Gone in a second
Something devastating happened to my family last week. We all stopped in our tracks and only one thing was important, and that was the health of my family member. No amount of money, we have soon realised, can fix the problem. No amount of connections, can ease the pain. Nothing other than prays and faith that the best outcome is all we can hope for.
As an entrepreneur I've been complacent. I have often not had enough gratitude for how far I have come and what I have achieved, nor the people who have helped me get there. The latter I can say with confidence, is not because I don't appreciate everyone around me, but quite simply, once I have conquered one thing, I am onto the next.
They say entrepreneurship is tough.

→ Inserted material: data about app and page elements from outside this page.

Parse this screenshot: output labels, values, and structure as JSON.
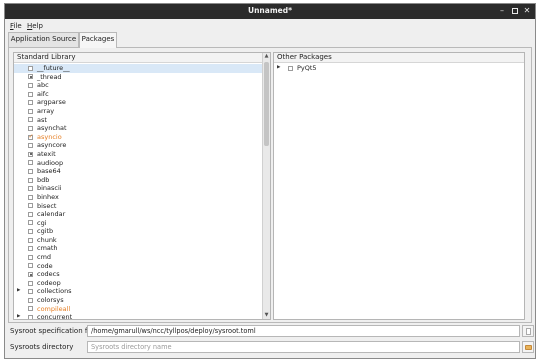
{
  "window": {
    "title": "Unnamed*"
  },
  "menubar": {
    "items": [
      {
        "label": "File",
        "mnemonic": "F",
        "rest": "ile"
      },
      {
        "label": "Help",
        "mnemonic": "H",
        "rest": "elp"
      }
    ]
  },
  "tabs": [
    {
      "label": "Application Source",
      "active": false
    },
    {
      "label": "Packages",
      "active": true
    }
  ],
  "standard_library": {
    "header": "Standard Library",
    "items": [
      {
        "label": "__future__",
        "state": "unchecked",
        "arrow": false,
        "color": "default",
        "selected": true
      },
      {
        "label": "_thread",
        "state": "partial",
        "arrow": false,
        "color": "default"
      },
      {
        "label": "abc",
        "state": "unchecked",
        "arrow": false,
        "color": "default"
      },
      {
        "label": "aifc",
        "state": "unchecked",
        "arrow": false,
        "color": "default"
      },
      {
        "label": "argparse",
        "state": "unchecked",
        "arrow": false,
        "color": "default"
      },
      {
        "label": "array",
        "state": "unchecked",
        "arrow": false,
        "color": "default"
      },
      {
        "label": "ast",
        "state": "unchecked",
        "arrow": false,
        "color": "default"
      },
      {
        "label": "asynchat",
        "state": "unchecked",
        "arrow": false,
        "color": "default"
      },
      {
        "label": "asyncio",
        "state": "checked",
        "arrow": false,
        "color": "orange"
      },
      {
        "label": "asyncore",
        "state": "unchecked",
        "arrow": false,
        "color": "default"
      },
      {
        "label": "atexit",
        "state": "partial",
        "arrow": false,
        "color": "default"
      },
      {
        "label": "audioop",
        "state": "unchecked",
        "arrow": false,
        "color": "default"
      },
      {
        "label": "base64",
        "state": "unchecked",
        "arrow": false,
        "color": "default"
      },
      {
        "label": "bdb",
        "state": "unchecked",
        "arrow": false,
        "color": "default"
      },
      {
        "label": "binascii",
        "state": "unchecked",
        "arrow": false,
        "color": "default"
      },
      {
        "label": "binhex",
        "state": "unchecked",
        "arrow": false,
        "color": "default"
      },
      {
        "label": "bisect",
        "state": "unchecked",
        "arrow": false,
        "color": "default"
      },
      {
        "label": "calendar",
        "state": "unchecked",
        "arrow": false,
        "color": "default"
      },
      {
        "label": "cgi",
        "state": "unchecked",
        "arrow": false,
        "color": "default"
      },
      {
        "label": "cgitb",
        "state": "unchecked",
        "arrow": false,
        "color": "default"
      },
      {
        "label": "chunk",
        "state": "unchecked",
        "arrow": false,
        "color": "default"
      },
      {
        "label": "cmath",
        "state": "unchecked",
        "arrow": false,
        "color": "default"
      },
      {
        "label": "cmd",
        "state": "unchecked",
        "arrow": false,
        "color": "default"
      },
      {
        "label": "code",
        "state": "unchecked",
        "arrow": false,
        "color": "default"
      },
      {
        "label": "codecs",
        "state": "partial",
        "arrow": false,
        "color": "default"
      },
      {
        "label": "codeop",
        "state": "unchecked",
        "arrow": false,
        "color": "default"
      },
      {
        "label": "collections",
        "state": "unchecked",
        "arrow": true,
        "color": "default"
      },
      {
        "label": "colorsys",
        "state": "unchecked",
        "arrow": false,
        "color": "default"
      },
      {
        "label": "compileall",
        "state": "unchecked",
        "arrow": false,
        "color": "orange"
      },
      {
        "label": "concurrent",
        "state": "unchecked",
        "arrow": true,
        "color": "default"
      }
    ]
  },
  "other_packages": {
    "header": "Other Packages",
    "items": [
      {
        "label": "PyQt5",
        "state": "unchecked",
        "arrow": true,
        "color": "default"
      }
    ]
  },
  "fields": {
    "sysroot_spec": {
      "label": "Sysroot specification file",
      "value": "/home/gmarull/ws/ncc/tyllpos/deploy/sysroot.toml",
      "placeholder": "",
      "button_icon": "file-icon"
    },
    "sysroots_dir": {
      "label": "Sysroots directory",
      "value": "",
      "placeholder": "Sysroots directory name",
      "button_icon": "folder-icon"
    }
  },
  "colors": {
    "titlebar": "#2b2b2b",
    "accent_orange": "#e67e22",
    "selection": "#d9e8f7"
  }
}
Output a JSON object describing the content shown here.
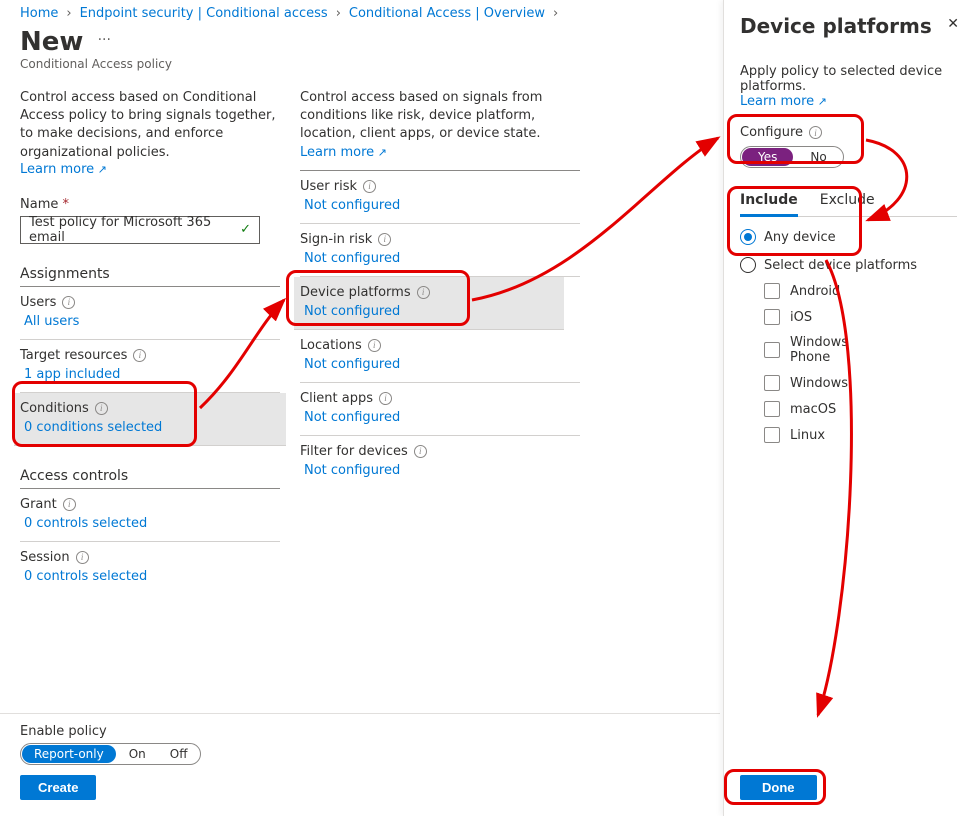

It requires incredible resilience, patience, passion and a certain amount of luck - although they do say 'you make your own luck'.
I have experienced every high and low of entrepreneurship, and had my fair share of lessons. I have had good and bad employees. Honest and dishonest one's too. And of course the cunning type who have found the buzz words that seems to be so freely utilised as their equivalent of blackmail. I fortunately am not one to fall for that, and I certainly do not reward bad behaviour. My mentors taught me that earlier on, and it is something that I largely stick to.
Health, it seems, is more important than any other aspect of life, other than love. Without good health, life is unbearable and in worse case scenario, a ticking time bomb.
Faced with an incident that is catastrophic, I fell apart. It appears that I am not as strong as I thought I was, nor am I able to always see the glass half full. I found myself wallowing in the worse case outcome, not the best case - and it is not a good place to be.
After a good nights sleep, I went back to being me. That is, the person I am most familiar with and that person always thinks about the positives and believes that miracles do happen. I started to think about solutions, not the problem and to try in earnst to get everyone on track to focusing on that 1% chance that the absolute best case would be 'our case'.
I can't begin to imagine what it is like to be in the shoes of a person who has lost something that is part of their being. It hasn't happened to me. Yes, I have had family members pass including my father. A couple of closest friends die unexpectantly, and of course, the horrific outcomes of car accidents, in particular when my brother at the age of 23 years became a quadraplegic.
I started off life as a sickly child, and had pneumonia when I was a teenager and spent a month in hospital, then in my thirties, I had chronic fatigue. Along with a few sinus operations - that is my entire repertoire of illnesses. Nothing too harsh, or life threatening. I feel fortunate. At my age, I am pretty healthy. I complain over the pollens in the air - but other than that, I don't even get the flu or a cold.
How lucky am I?
But life can change, and this wake up call reminds me not to take life for granted. Life is meant to be lived, but there are rules and boundaries for a reason. Reaching for the stars and pushing ourselves to reach our full potential is a blessing. Waking up and appreciating everything around us, and perhaps meditating and soaking in our surrounds sometimes can give us a sense of what is real.
Importantly, choosing to do more, not just for ourselves but for others, is life changing. Something that we all can do, and it doesn't cost a thing.